  • Electromyography Electromyography:
    • Spontaneous denervation potentials in superficial facial muscles.
    • Stimulation of the facial nerve external to the stylomastoid foramen fails to cause muscle action potentials.
  • Schirmer tear test Schirmer tear test:
    • Dysfunction of the parasympathetic supply of lacrimal gland produces neurogenic keratoconjunctivitis sicca.
    • In normal cats, tear production ranges from 10-15 mm in 1 min.
  • CT  Computed tomography: head scan or MRI scan of skull  Magnetic resonance imaging: brain (middle ear) may reveal neoplasia within the middle ear, middle ear polyps, fluid within the affected tympanic bulla, or bulla osteomyelitis or thickening.
  • CT scan or MRI scan of brainstem may reveal focal neoplasia or inflammation ipsilaterally to facial neuropathy.
  • Otoscopic and pharyngeal examination under general anesthesia is necessary.
  • Swabs for cytology and culture (aerobic, fungal and yeast) from the middle ear cavity if tympanic membrane is ruptured.
  • Myringotomy Myringotomy with a 20-gauge spinal needle to obtain samples from the middle ear cavity for cytology and culture if tympanic membrane is intact, but bulging, or of an abnormal color.
  • Anti-acetylcholine receptor antibody titer to rule-out focal myasthenia gravis.
  • CSF analysis Cerebrospinal fluid: culture and sensitivity if CNS involvement is suspected.

Radiography

  • See radiography of the skull Radiography: skull (basic).
  • Examination of the tympanic bullae  Skull: normal tympanic bullae - rostro caudal open mouth view is important to identify any pathology in this area which may be involving the facial nerve eg otitis media  Skull: tympanic bulla disease - radiograph DV or neoplasia.

Confirmation of diagnosis

Discriminatory diagnostic features

  • History.
  • Clinical signs.

Definitive diagnostic features

Histopathology findings

  • Active degeneration of large and small diameter myelinated fibers.
  • Numerous macrophages and ovoids present.
  • Schwann cell proliferation.
  • Collateral sprouting.
  • Various stages of remyelination.

Treatment

Initial symptomatic treatment

Monitoring

  • Neurological signs.

Subsequent management

Treatment

Monitoring

  • Subsequent history and clinical signs.

Prevention

Prophylaxis

  • Care during bulla osteotomy and vertical canal ablation Ear: ablation - vertical canal.
  • Avoid long-term pressure on the side of the face during prolonged anesthesia.
  • Treat otitis externa Otitis externa  /media Otitis media/interna Otitis interna carefully and effectively.
  • Take action to reduce the risks of accidents, eg road traffic accidents.

Outcomes

Prognosis

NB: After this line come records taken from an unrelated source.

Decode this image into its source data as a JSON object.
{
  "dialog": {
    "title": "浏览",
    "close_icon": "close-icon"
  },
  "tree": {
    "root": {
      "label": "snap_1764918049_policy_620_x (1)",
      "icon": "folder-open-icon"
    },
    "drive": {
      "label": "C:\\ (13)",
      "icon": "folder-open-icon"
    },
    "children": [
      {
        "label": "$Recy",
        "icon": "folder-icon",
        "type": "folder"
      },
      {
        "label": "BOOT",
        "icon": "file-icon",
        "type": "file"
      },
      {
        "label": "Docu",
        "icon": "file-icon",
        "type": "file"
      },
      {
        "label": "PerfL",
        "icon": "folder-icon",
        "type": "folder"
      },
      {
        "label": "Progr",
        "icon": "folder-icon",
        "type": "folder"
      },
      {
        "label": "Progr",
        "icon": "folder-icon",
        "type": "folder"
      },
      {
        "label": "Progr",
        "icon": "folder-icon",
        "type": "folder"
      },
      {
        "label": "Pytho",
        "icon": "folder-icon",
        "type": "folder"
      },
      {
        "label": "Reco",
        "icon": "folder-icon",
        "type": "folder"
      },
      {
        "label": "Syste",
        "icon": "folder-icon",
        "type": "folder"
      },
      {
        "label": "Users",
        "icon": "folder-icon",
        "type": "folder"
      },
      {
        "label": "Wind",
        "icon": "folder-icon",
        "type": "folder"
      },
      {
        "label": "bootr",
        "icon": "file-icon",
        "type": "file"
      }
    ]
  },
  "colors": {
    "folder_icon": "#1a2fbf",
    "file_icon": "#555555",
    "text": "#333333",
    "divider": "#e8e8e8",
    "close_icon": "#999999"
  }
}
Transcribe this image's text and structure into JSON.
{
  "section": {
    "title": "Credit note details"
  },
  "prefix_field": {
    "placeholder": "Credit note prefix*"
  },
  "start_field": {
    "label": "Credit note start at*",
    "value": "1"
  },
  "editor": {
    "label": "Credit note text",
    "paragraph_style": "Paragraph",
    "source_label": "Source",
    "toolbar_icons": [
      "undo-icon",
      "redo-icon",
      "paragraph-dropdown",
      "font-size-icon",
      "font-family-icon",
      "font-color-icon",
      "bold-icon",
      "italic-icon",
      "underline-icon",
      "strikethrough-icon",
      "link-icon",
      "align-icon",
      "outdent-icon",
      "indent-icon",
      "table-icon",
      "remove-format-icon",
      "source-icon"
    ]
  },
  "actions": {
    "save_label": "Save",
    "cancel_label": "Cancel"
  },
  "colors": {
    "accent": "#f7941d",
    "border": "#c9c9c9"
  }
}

  • Guarded.
  • Chronic lip paralysis may lead to permanent contracture.
  • Exposure keratitis can lead to loss of vision in the affected eye.
  • 20-47% of middle ear surgeries in cats result in permanent facial nerve paralysis.

Expected response to treatment

  • Improvement may take place in a few weeks or months, or not at all.
  • In general cats who present with facial nerve paralysis before surgery do not show improvement after the procedure.
  • Chronicity may result in muscle contracture and deform the facial expression.

Further Reading

Publications

Refereed papers

  • Recent references from PubMed and VetMedResource.
  • Garosi L S, Lowrie M L, Swinbourne N F (2012) Neurologic manifestations of ear disease in dogs and cats. Vet Clin North Am Small Anim Pract 42 (6), 1143-1160 PubMed.
  • Bacon N J, Gilbert R L, Bostock D E et al (2003) Total ear canal ablation and bulla osetotomy in the cat: indications, morbidity and long-term survival. JSAP 44 (10), 430-434 PubMed.
  • Garosi L S, Dennis R, Schwarz T (2003) Review of diagnostic imaging of ear diseases in the dog and cat. Vet Radiol Ultrasound 44 (2), 137-146 PubMed.
  • Kern T J & Herb H N (1987) Facial neuropathy in dogs and cats: 95 cases (1975-1985). JAVMA 191 (12), 1604-9 PubMed.